▶ **Problem description**
Omit the pictures and return exactly the stretch of the material below from the line with "Decode this image" through the line with "What's the underlying".

▶ **Data supplied**
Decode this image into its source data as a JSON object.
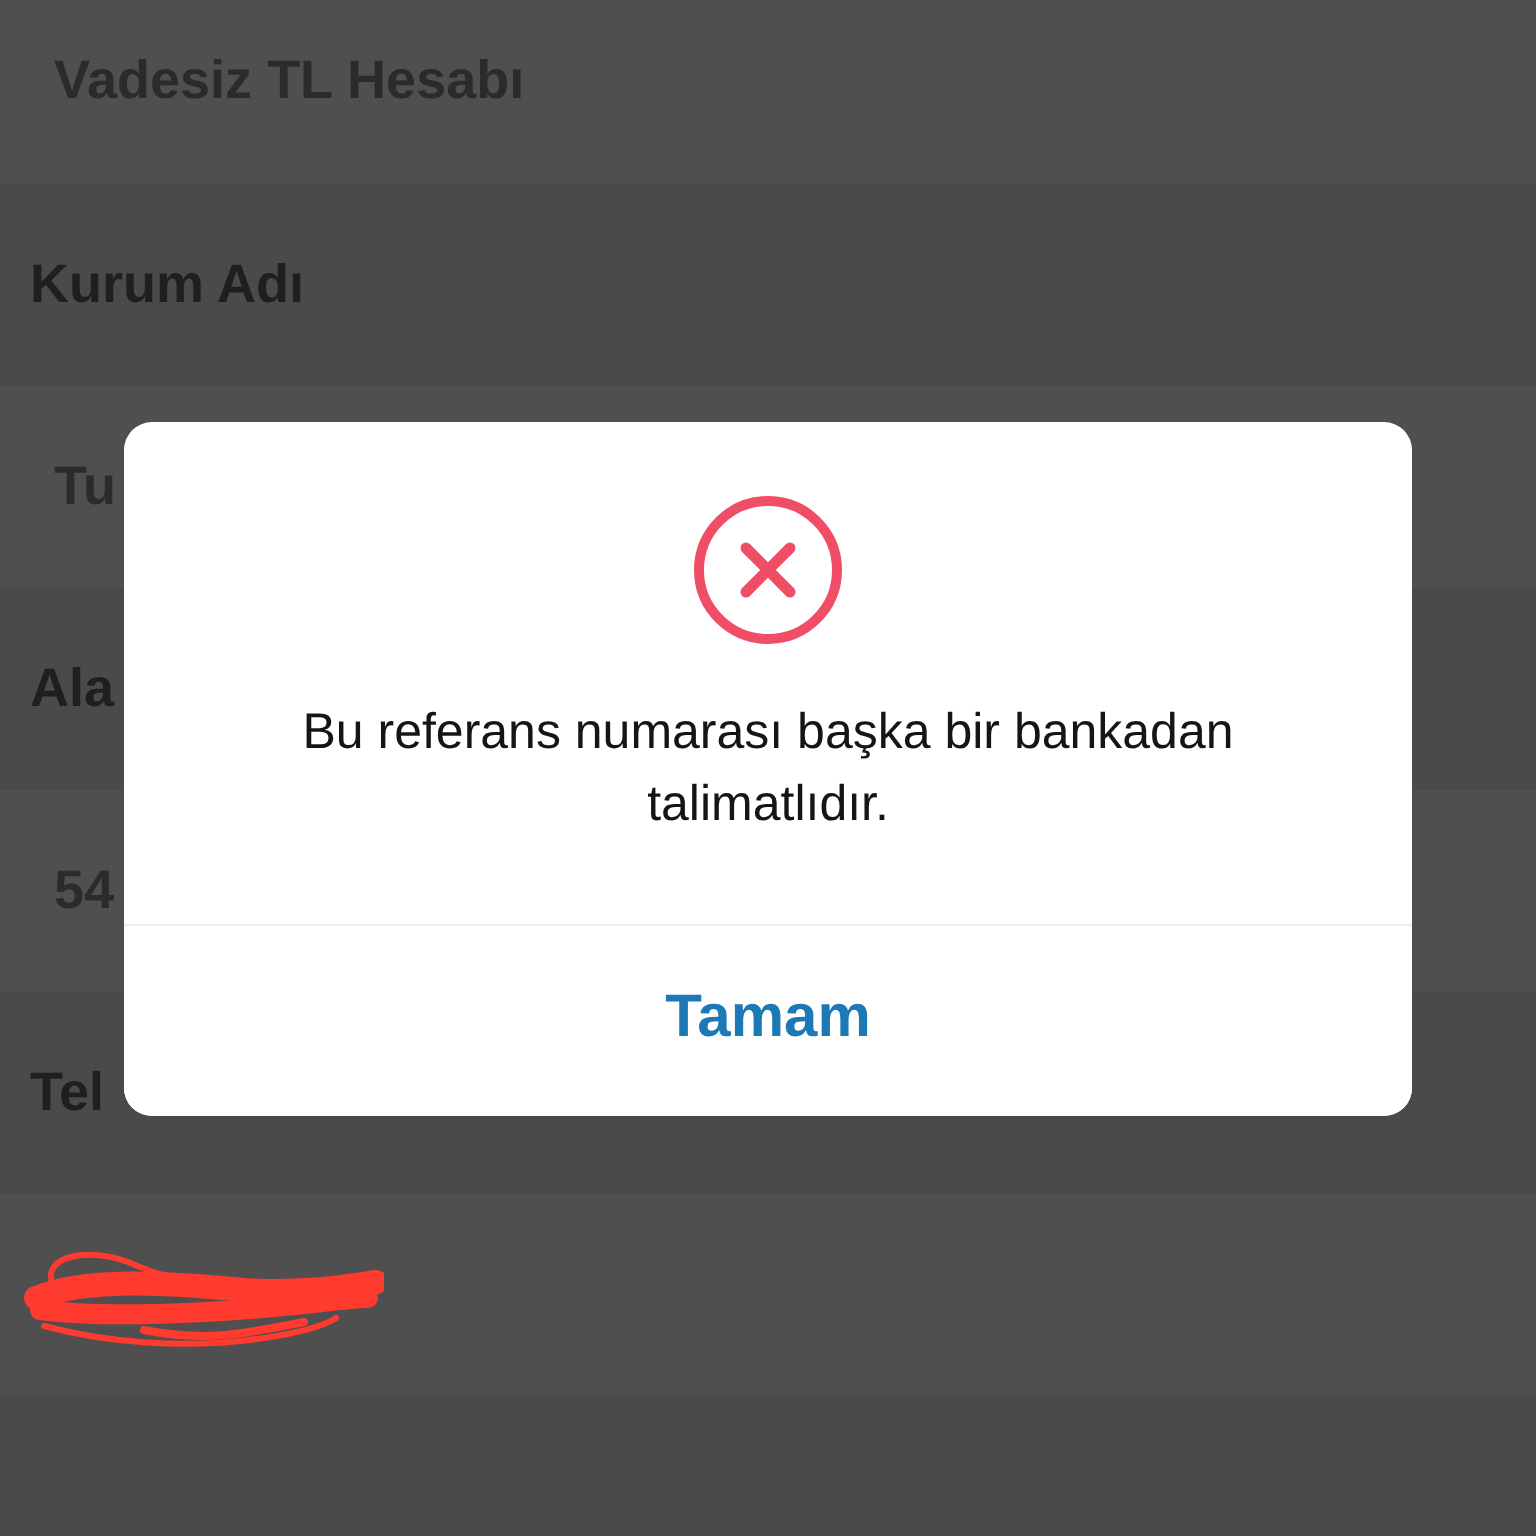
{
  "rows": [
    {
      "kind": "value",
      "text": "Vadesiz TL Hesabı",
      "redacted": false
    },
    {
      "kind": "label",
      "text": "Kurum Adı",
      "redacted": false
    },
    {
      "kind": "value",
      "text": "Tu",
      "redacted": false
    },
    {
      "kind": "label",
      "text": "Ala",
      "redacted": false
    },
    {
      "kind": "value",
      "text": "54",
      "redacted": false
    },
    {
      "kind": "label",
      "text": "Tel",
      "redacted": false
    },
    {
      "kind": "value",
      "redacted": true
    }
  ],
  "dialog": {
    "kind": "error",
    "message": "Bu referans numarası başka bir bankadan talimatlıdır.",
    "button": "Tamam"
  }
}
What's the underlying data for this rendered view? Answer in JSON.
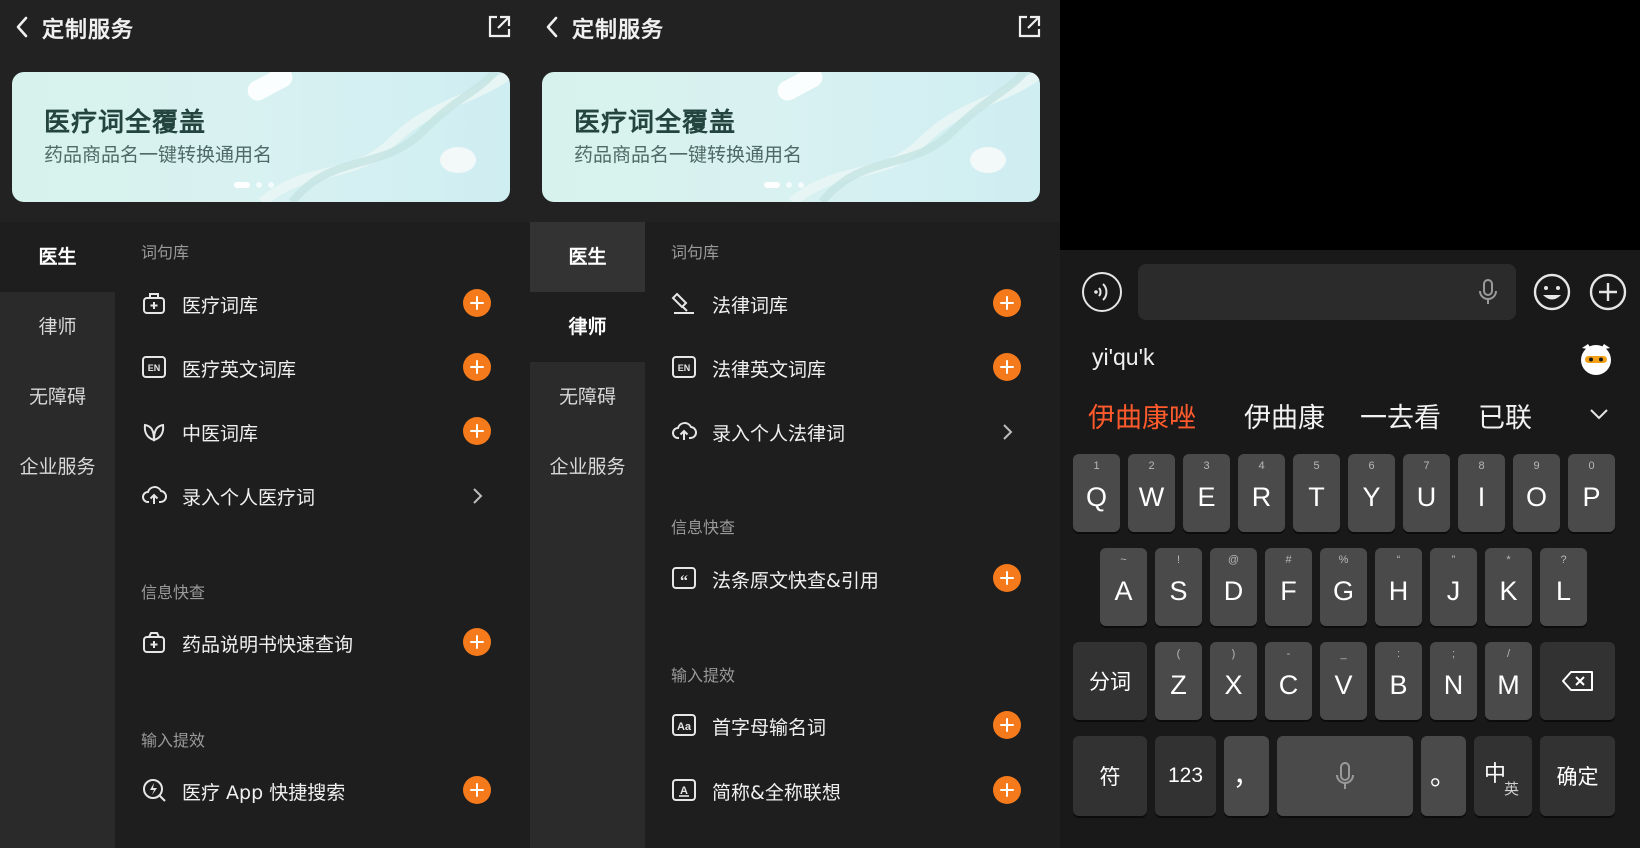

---

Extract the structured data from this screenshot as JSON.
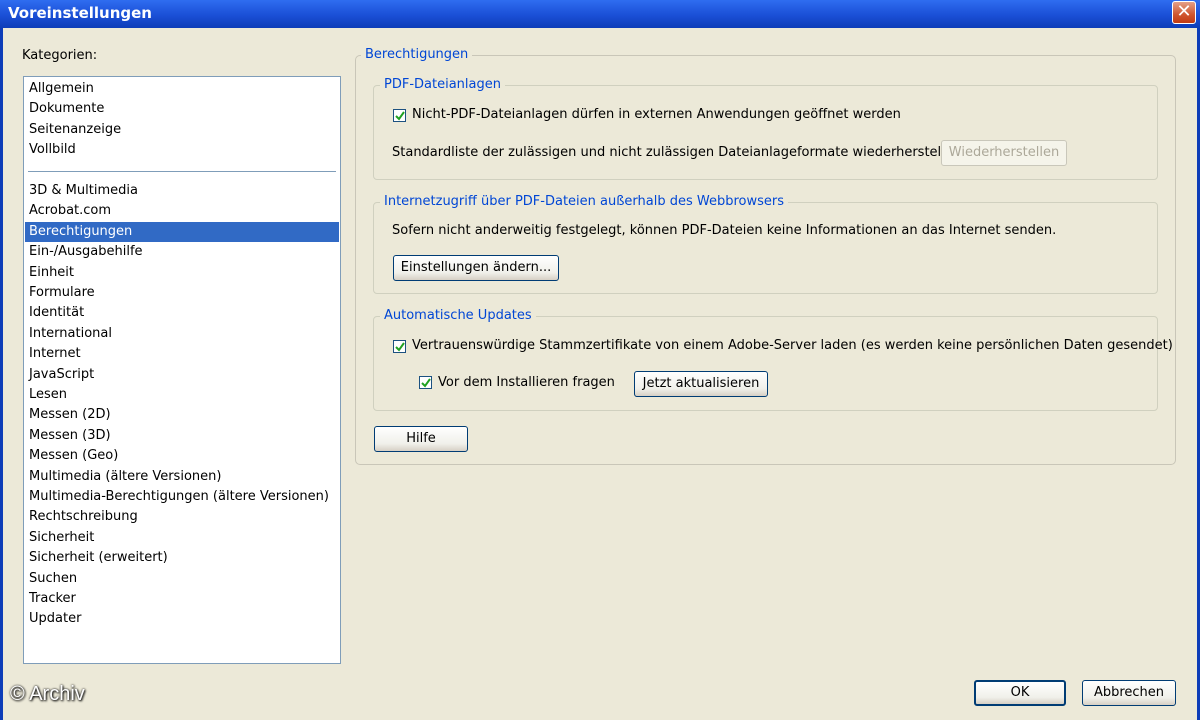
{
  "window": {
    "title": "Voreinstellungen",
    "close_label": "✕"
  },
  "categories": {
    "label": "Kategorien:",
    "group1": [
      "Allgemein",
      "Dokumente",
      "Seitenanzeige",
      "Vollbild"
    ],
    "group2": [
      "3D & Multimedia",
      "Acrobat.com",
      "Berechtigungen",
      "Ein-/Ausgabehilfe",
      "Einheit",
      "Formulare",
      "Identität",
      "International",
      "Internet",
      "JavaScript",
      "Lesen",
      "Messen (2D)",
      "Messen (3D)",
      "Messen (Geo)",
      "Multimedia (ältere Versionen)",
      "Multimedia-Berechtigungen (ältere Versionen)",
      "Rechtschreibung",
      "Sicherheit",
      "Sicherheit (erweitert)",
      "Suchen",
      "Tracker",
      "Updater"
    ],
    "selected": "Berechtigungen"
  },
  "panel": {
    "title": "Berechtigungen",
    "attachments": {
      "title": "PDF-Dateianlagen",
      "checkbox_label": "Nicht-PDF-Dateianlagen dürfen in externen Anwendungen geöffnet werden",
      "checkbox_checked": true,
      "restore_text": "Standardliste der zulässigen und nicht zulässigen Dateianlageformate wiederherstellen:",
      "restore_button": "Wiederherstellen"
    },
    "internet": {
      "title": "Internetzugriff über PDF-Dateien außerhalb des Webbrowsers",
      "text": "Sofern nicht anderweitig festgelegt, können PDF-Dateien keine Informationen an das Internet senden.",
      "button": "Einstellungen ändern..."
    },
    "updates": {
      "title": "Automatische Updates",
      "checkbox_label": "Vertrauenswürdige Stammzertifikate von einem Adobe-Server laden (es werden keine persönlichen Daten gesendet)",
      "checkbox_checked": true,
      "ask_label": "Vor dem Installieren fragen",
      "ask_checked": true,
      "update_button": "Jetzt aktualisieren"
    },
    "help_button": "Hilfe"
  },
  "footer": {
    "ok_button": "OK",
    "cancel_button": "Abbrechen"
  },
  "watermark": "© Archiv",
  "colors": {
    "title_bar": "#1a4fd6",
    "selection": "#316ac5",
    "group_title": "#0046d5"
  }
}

▶ **Output of the exercise**
Decode this image into its source data as a JSON object.
{
  "rows": [
    {
      "kind": "value",
      "text": "Vadesiz TL Hesabı",
      "redacted": false
    },
    {
      "kind": "label",
      "text": "Kurum Adı",
      "redacted": false
    },
    {
      "kind": "value",
      "text": "Tu",
      "redacted": false
    },
    {
      "kind": "label",
      "text": "Ala",
      "redacted": false
    },
    {
      "kind": "value",
      "text": "54",
      "redacted": false
    },
    {
      "kind": "label",
      "text": "Tel",
      "redacted": false
    },
    {
      "kind": "value",
      "redacted": true
    }
  ],
  "dialog": {
    "kind": "error",
    "message": "Bu referans numarası başka bir bankadan talimatlıdır.",
    "button": "Tamam"
  }
}
What's the underlying data for this rendered view? Answer in JSON.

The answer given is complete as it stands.